I’m no Bible scholar and don’t claim to be, but thanks to what we’ve learned at North Point Community Church over the last thirteen years, my family and I have personal relationships with Jesus Christ. My childhood faith has indeed grown up.

So if you’re still angry, riled, upset about what Pastor Stanley said to his congregation, maybe it’s time to let that go. Maybe that isn’t the battle you need to fight. If you’re already a believer, isn’t that the main thing anyway? Maybe Andy wasn’t talking to you. Maybe you’re not his audience.  As I recall, Jesus told us to go out into the nations and make disciples of the unbelievers, not go out and see who could be “righter” than the other guy. Who needs God? We all do. Go ye.

Pup & Circumstance

IMG_7002 (1)I love the nights of Canine Assistant graduations. I’m just back from seeing the November 2015 class of dogs and recipients graduate after their two-week camp. It’s emotionally draining, especially if your foster dog has matched.

Our CA volunteer team is like a family of friends.

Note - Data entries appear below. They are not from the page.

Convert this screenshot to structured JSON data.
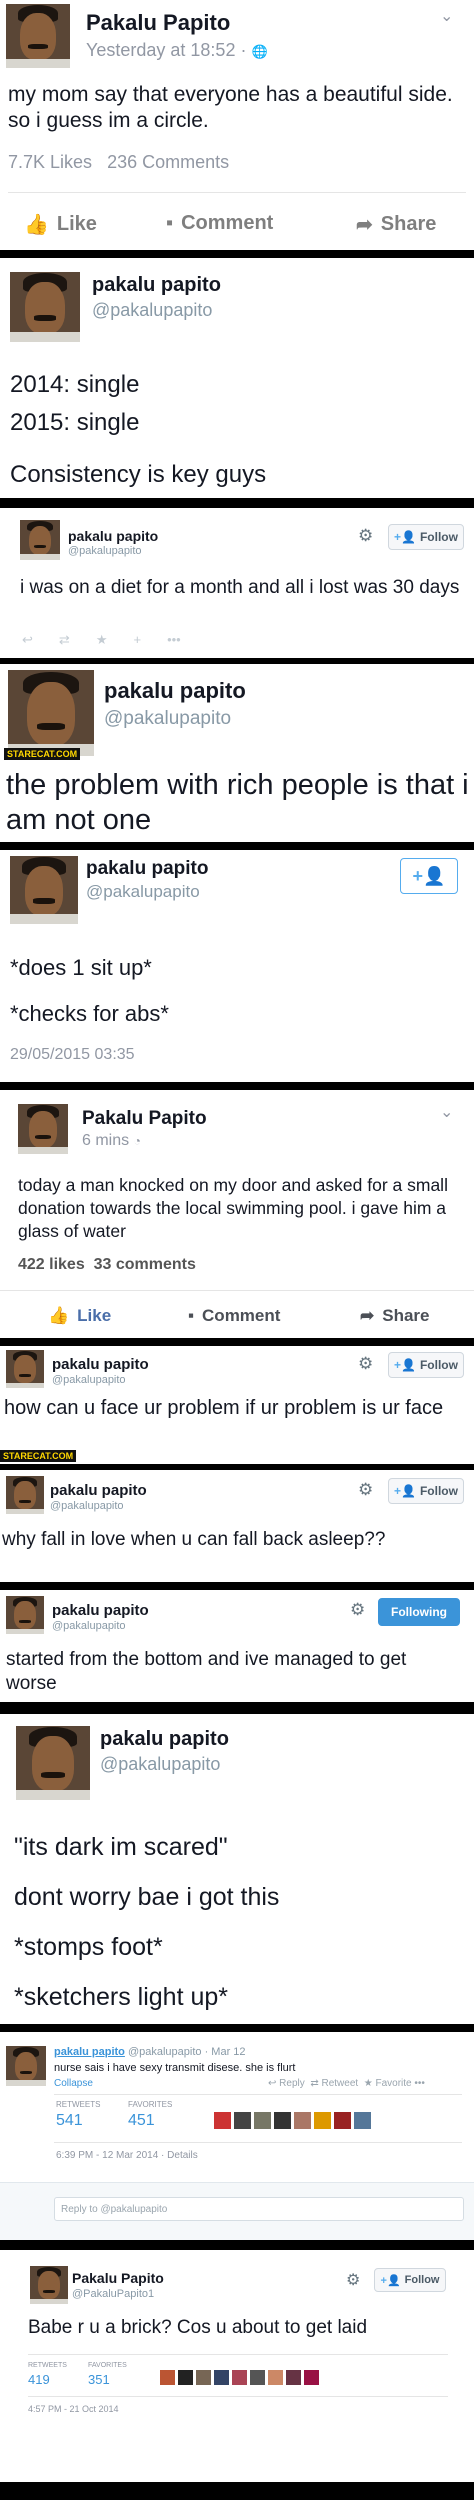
{
  "p1": {
    "name": "Pakalu Papito",
    "time": "Yesterday at 18:52 · ",
    "globe_icon": "🌐",
    "text": "my mom say that everyone has a beautiful side. so i guess im a circle.",
    "likes": "7.7K Likes",
    "comments": "236 Comments",
    "like_label": "Like",
    "comment_label": "Comment",
    "share_label": "Share"
  },
  "p2": {
    "name": "pakalu papito",
    "handle": "@pakalupapito",
    "line1": "2014: single",
    "line2": "2015: single",
    "line3": "Consistency is key guys"
  },
  "p3": {
    "name": "pakalu papito",
    "handle": "@pakalupapito",
    "follow_label": "Follow",
    "text": "i was on a diet for a month and all i lost was 30 days"
  },
  "p4": {
    "name": "pakalu papito",
    "handle": "@pakalupapito",
    "stamp": "STARECAT.COM",
    "text": "the problem with rich people is that i am not one"
  },
  "p5": {
    "name": "pakalu papito",
    "handle": "@pakalupapito",
    "line1": "*does 1 sit up*",
    "line2": "*checks for abs*",
    "date": "29/05/2015 03:35"
  },
  "p6": {
    "name": "Pakalu Papito",
    "time": "6 mins",
    "text": "today a man knocked on my door and asked for a small donation towards the local swimming pool. i gave him a glass of water",
    "likes": "422 likes",
    "comments": "33 comments",
    "like_label": "Like",
    "comment_label": "Comment",
    "share_label": "Share"
  },
  "p7": {
    "name": "pakalu papito",
    "handle": "@pakalupapito",
    "follow_label": "Follow",
    "text": "how can u face ur problem if ur problem is ur face",
    "stamp": "STARECAT.COM"
  },
  "p8": {
    "name": "pakalu papito",
    "handle": "@pakalupapito",
    "follow_label": "Follow",
    "text": "why fall in love when u can fall back asleep??"
  },
  "p9": {
    "name": "pakalu papito",
    "handle": "@pakalupapito",
    "following_label": "Following",
    "text": "started from the bottom and ive managed to get worse"
  },
  "p10": {
    "name": "pakalu papito",
    "handle": "@pakalupapito",
    "line1": "\"its dark im scared\"",
    "line2": "dont worry bae i got this",
    "line3": "*stomps foot*",
    "line4": "*sketchers light up*"
  },
  "p11": {
    "name": "pakalu papito",
    "handle": "@pakalupapito · Mar 12",
    "text": "nurse sais i have sexy transmit disese. she is flurt",
    "collapse": "Collapse",
    "reply": "Reply",
    "retweet": "Retweet",
    "favorite": "Favorite",
    "more": "•••",
    "retweets_label": "RETWEETS",
    "retweets": "541",
    "favorites_label": "FAVORITES",
    "favorites": "451",
    "date": "6:39 PM - 12 Mar 2014 · Details",
    "reply_placeholder": "Reply to @pakalupapito"
  },
  "p12": {
    "name": "Pakalu Papito",
    "handle": "@PakaluPapito1",
    "follow_label": "Follow",
    "text": "Babe r u a brick? Cos u about to get laid",
    "retweets_label": "RETWEETS",
    "retweets": "419",
    "favorites_label": "FAVORITES",
    "favorites": "351",
    "date": "4:57 PM - 21 Oct 2014"
  },
  "colors": {
    "fb_blue": "#4a6ea9",
    "twitter_blue": "#55acee",
    "link_blue": "#3b94d9",
    "muted": "#9197a3"
  }
}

We have an active, private Facebook page where we post pictures of the puppies on outings, share funny tales, seek advice from others, and cheer each other on. We are rarely at the farm at the same time, so the FB site is our best way of becoming familiar with other volunteers. We get to know each other through our dogs—which aren’t our dogs at all—and at no time is that more apparent than graduation.

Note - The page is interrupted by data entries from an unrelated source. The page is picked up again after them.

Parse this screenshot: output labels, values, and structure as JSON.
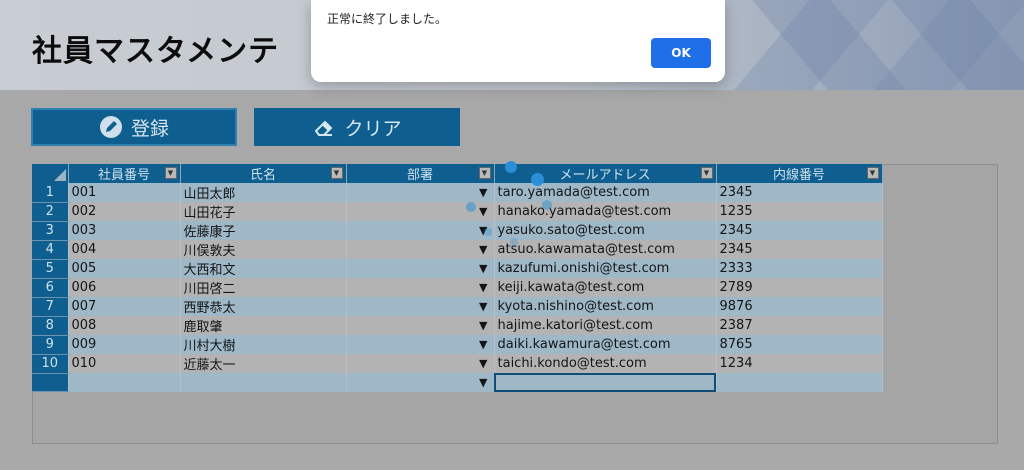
{
  "header": {
    "title": "社員マスタメンテ"
  },
  "toolbar": {
    "register_label": "登録",
    "clear_label": "クリア"
  },
  "grid": {
    "columns": [
      "社員番号",
      "氏名",
      "部署",
      "メールアドレス",
      "内線番号"
    ],
    "rows": [
      {
        "num": "1",
        "id": "001",
        "name": "山田太郎",
        "dept": "▼",
        "email": "taro.yamada@test.com",
        "ext": "2345"
      },
      {
        "num": "2",
        "id": "002",
        "name": "山田花子",
        "dept": "▼",
        "email": "hanako.yamada@test.com",
        "ext": "1235"
      },
      {
        "num": "3",
        "id": "003",
        "name": "佐藤康子",
        "dept": "▼",
        "email": "yasuko.sato@test.com",
        "ext": "2345"
      },
      {
        "num": "4",
        "id": "004",
        "name": "川俣敦夫",
        "dept": "▼",
        "email": "atsuo.kawamata@test.com",
        "ext": "2345"
      },
      {
        "num": "5",
        "id": "005",
        "name": "大西和文",
        "dept": "▼",
        "email": "kazufumi.onishi@test.com",
        "ext": "2333"
      },
      {
        "num": "6",
        "id": "006",
        "name": "川田啓二",
        "dept": "▼",
        "email": "keiji.kawata@test.com",
        "ext": "2789"
      },
      {
        "num": "7",
        "id": "007",
        "name": "西野恭太",
        "dept": "▼",
        "email": "kyota.nishino@test.com",
        "ext": "9876"
      },
      {
        "num": "8",
        "id": "008",
        "name": "鹿取肇",
        "dept": "▼",
        "email": "hajime.katori@test.com",
        "ext": "2387"
      },
      {
        "num": "9",
        "id": "009",
        "name": "川村大樹",
        "dept": "▼",
        "email": "daiki.kawamura@test.com",
        "ext": "8765"
      },
      {
        "num": "10",
        "id": "010",
        "name": "近藤太一",
        "dept": "▼",
        "email": "taichi.kondo@test.com",
        "ext": "1234"
      },
      {
        "num": "",
        "id": "",
        "name": "",
        "dept": "▼",
        "email": "",
        "ext": ""
      }
    ]
  },
  "dialog": {
    "message": "正常に終了しました。",
    "ok_label": "OK"
  },
  "colors": {
    "accent": "#0e5f8f",
    "ok_button": "#1f6fe8"
  }
}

When the dog’s name and its recipient is called, the standing-room-only crowd applauds as they see the “couple’s” picture on the big screen. Everyone is happy for them, overjoyed even, but for the volunteers there is an extra hidden layer of which casual onlookers aren’t even aware. Eighteen-plus months of service comes down to one sentence when staff-trainer Kevin, a volunteer’s first-line of contact with the organization, announces, “Fluffy was fostered by so-and-so.” We hang on that one sentence. That one sentence is a volunteer’s seal of approval, diploma, and compensation all in one. That verbal “attaboy” conjures a mixed flash of pride and agony and loss and accomplishment and how-can-I-even-breathe followed by the last moment when you muster the will to look that brown-eyed puppy dog in the face and tell him or her to “go and do great things” as the hand who now holds the leash is no longer yours.

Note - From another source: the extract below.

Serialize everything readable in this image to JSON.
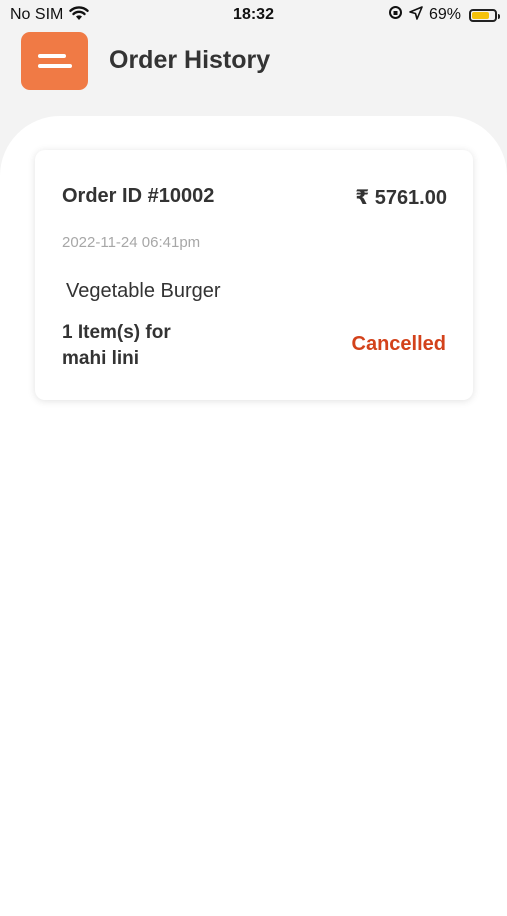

I didn’t even have a dog in camp tonight—no “skin in the game,” as they say, but I felt the emotions. My heart broke for those fosters. It’s not so much heartbreak as it is this overwhelming sense of love that floods the room. Support for the volunteers. Congratulatory words. Adoration for the canines. Compassion for the recipients. And an all-around adulation for Jennifer Arnold, founder of CA. When you see that dog who you’ve worked with all those months or even on occasion, being held by that boy or girl, or man or woman whose limbs are bone-thin, mangled, prosthetic, or not there at all, the pain in your heart is assuaged and replaced with a complete sense of “THIS!” We want to shout, “THIS IS WHY WE DO THIS.” And our hearts feel at ease.

I’m reminded of long ago when my father was a Shriner and drove a mini T-model car in parades with these words painted on the car: We ride so children can walk. Though that slogan didn’t make too much sense to my 11-year-old mind, I completely understand it now. People often say to us: How can you do that? I could never give the dog away. I’d want to keep it.

It is part of the process, and we know, it’s not about us. It isn’t for us. When we see the recipients, the answer is right there breathing in living color. That’s why I love going to graduation. It’s the best place ever to empty out our hearts and fill them all back up again. It’s the reason we do what we do. Graduation is our chance to renew ourselves to our commitments to the organization, strive to work harder, give more of our time, and go “two hands all in.” We do it because they can’t.

An Ode to the Southern Belle

I love this post so much that I had to share. Southern Belles, don’t get swept up in all the yahoo noise of today. What we share by our birthright has been recognized by one Southern gentleman and worded so nicely that you’ll likely want to change your baby’s diaper, change a tire, and then change your license plate to say BELLE. Enjoy.